Council Will Consider Moratorium (Via State) and Fracking Ban in CityBy Ari L. Noonan @ 4:00 PM June 27, 2012
(See pdf below)
A breakthrough for the loudly protesting opponents of the oil drilling scheme nicknamed fracking – but will it be significant or a blip?
At Monday night’s 7 o’clock meeting in Council Chambers, the City Council has agreed to ponder a resolution asking the state to place a moratorium on hydraulic fracturing until its safety can be determined.
No question this is a major victory for the burgeoning, well-organized hometown anti-fracking advocates who appear to be steadily expanding, if not multiplying.
The impetus for this commitment to undertake what may be a symbolic step can be traced to a state-sponsored fracking workshop in Council Chambers on Tuesday, June 12, that drew an overflowing all-time record crowd.
Inspired or prodded by the Culver City momentum event, Los Angeles City Council members Bernard Parks, Paul Koretz and President Herb Wesson filed a resolution the next day for their Council to petition Sacramento for a moratorium on fracking.
At last glance, it was bogged down in committee.
With the energetic fumes of the June 12 workshop fresh in their nostrils, Culver City activists descended on the City Council the following Monday, pleading for the kind of action to which the Council now has agreed.
At that June 18 meeting, Vice Mayor Jeff Cooper seized the lead as the anti-fracking momentum expanded exponentially. He asked his colleagues to agendize such a resolution, and it was quickly embraced for the July 2 Council meeting.
It was predictable that a topic so dynamic would not glide smoothly, quietly through even the hometown legislative process.
The crowd on the 18th was agitating to bypass a moratorium and institute a ban on fracking in Culver City in the 10 percent of the Baldwin Hills Oil Field it controls, and anywhere else within the city.
A City Hall source familiar with the process said she is “certain that it will upset some people that Monday’s meeting is in two parts – to consider the moratorium first and then a ban.

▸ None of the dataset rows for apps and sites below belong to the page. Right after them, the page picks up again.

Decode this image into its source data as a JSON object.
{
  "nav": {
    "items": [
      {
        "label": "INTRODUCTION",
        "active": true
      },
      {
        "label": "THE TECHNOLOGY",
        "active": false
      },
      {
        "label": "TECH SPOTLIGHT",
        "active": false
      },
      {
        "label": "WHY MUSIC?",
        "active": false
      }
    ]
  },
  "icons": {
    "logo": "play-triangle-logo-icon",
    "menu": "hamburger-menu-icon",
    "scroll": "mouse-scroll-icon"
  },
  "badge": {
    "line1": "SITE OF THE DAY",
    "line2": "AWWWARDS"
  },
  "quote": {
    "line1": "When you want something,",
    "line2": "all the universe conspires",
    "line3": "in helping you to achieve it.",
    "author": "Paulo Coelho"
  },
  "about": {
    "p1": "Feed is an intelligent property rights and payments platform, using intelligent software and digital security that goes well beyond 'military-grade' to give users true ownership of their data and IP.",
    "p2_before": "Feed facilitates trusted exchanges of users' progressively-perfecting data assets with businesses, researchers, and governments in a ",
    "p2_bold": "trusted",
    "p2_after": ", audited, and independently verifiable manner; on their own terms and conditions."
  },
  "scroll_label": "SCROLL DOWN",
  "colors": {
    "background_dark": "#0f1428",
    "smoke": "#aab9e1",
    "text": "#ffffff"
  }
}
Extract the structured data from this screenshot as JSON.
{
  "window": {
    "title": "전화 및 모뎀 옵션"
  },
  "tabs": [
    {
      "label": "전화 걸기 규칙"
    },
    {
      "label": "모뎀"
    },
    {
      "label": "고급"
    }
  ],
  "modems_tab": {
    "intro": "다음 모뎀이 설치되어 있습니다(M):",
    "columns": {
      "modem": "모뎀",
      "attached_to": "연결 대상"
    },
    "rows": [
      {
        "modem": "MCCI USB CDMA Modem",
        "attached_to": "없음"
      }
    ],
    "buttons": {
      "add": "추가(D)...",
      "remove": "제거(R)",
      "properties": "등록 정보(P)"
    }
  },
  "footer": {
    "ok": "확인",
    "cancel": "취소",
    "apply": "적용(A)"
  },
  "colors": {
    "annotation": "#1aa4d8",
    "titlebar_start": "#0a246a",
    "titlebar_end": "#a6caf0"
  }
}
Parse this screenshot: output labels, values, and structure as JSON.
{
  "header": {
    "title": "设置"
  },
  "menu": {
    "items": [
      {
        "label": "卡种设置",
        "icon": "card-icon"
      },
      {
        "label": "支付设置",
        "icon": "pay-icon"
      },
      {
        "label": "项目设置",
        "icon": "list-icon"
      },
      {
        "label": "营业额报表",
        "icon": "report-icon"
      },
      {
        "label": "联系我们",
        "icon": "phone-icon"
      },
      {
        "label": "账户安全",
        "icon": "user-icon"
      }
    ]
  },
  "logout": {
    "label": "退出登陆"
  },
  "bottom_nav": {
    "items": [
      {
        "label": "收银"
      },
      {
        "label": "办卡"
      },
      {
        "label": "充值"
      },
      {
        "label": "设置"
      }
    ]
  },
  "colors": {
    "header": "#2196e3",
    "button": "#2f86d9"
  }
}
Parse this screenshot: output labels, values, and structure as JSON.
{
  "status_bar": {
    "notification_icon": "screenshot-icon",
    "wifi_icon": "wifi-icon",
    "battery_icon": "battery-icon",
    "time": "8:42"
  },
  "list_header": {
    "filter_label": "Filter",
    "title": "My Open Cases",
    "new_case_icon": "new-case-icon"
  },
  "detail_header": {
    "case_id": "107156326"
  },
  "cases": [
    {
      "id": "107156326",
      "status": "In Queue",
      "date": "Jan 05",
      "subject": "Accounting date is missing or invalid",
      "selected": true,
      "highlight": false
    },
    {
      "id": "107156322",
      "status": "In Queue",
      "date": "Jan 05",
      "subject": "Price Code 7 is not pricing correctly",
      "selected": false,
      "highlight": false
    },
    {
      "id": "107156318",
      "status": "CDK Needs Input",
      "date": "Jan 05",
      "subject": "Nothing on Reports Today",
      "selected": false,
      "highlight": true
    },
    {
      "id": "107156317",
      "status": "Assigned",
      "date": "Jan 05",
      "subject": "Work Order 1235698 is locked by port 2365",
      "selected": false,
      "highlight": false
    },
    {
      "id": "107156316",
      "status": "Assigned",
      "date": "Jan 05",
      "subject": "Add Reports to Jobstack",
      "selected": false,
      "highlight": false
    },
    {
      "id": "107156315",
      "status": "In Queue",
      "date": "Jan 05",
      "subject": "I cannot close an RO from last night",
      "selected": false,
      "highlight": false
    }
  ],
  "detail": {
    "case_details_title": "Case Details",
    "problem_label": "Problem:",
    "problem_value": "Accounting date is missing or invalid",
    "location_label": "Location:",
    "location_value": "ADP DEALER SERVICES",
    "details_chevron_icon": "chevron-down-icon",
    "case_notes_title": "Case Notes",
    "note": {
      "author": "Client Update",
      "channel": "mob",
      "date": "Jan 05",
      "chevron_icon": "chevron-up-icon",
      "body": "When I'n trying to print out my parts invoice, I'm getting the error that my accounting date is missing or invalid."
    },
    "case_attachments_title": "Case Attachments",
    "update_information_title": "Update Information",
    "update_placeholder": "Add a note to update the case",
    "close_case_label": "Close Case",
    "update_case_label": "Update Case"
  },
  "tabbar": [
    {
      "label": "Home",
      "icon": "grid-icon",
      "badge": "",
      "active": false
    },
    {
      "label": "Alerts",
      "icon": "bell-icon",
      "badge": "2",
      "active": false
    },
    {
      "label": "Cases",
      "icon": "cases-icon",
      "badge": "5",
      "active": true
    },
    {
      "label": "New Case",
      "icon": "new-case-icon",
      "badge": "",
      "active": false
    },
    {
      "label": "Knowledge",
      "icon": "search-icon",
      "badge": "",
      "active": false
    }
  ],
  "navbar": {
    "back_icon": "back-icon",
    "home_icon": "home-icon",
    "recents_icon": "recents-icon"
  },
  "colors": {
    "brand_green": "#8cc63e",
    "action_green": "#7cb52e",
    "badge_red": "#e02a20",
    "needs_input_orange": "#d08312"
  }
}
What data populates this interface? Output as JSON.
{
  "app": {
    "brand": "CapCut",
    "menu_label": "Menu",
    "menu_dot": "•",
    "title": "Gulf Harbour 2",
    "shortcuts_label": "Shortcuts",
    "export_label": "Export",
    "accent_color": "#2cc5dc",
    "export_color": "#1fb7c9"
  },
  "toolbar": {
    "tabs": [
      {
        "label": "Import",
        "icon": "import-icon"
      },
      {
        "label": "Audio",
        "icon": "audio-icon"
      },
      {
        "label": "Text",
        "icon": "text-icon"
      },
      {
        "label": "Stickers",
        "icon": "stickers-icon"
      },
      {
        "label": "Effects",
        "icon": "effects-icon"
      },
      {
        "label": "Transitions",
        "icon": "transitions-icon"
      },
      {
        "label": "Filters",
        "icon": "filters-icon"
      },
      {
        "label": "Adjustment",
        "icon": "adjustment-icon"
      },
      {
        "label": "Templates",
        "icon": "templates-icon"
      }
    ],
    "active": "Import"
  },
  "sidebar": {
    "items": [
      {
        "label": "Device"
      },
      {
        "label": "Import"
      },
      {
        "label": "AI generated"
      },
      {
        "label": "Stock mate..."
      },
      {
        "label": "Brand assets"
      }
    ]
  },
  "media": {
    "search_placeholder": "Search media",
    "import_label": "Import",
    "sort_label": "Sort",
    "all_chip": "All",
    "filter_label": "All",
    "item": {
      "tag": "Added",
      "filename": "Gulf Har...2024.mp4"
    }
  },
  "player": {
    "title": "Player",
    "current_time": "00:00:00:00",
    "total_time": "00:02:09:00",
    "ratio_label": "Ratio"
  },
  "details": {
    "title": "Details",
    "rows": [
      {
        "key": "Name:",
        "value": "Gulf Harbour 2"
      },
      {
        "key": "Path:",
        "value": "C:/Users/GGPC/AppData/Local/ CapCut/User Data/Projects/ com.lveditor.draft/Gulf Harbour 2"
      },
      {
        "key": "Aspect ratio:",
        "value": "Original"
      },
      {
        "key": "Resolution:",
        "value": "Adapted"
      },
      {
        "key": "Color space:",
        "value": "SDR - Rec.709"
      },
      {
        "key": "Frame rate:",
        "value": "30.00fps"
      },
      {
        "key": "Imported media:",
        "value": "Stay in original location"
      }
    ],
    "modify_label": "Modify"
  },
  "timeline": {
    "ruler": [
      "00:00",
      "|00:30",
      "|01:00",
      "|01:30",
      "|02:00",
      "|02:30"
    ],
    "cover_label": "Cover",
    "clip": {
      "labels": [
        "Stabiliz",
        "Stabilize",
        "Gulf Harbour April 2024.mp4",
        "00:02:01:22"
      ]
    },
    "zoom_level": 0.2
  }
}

Some anti-fracking will want to do the banned-in-Culver City portion before turning to the moratorium. They will say a moratorium is inadequate and a fracking ban is needed in Culver City.”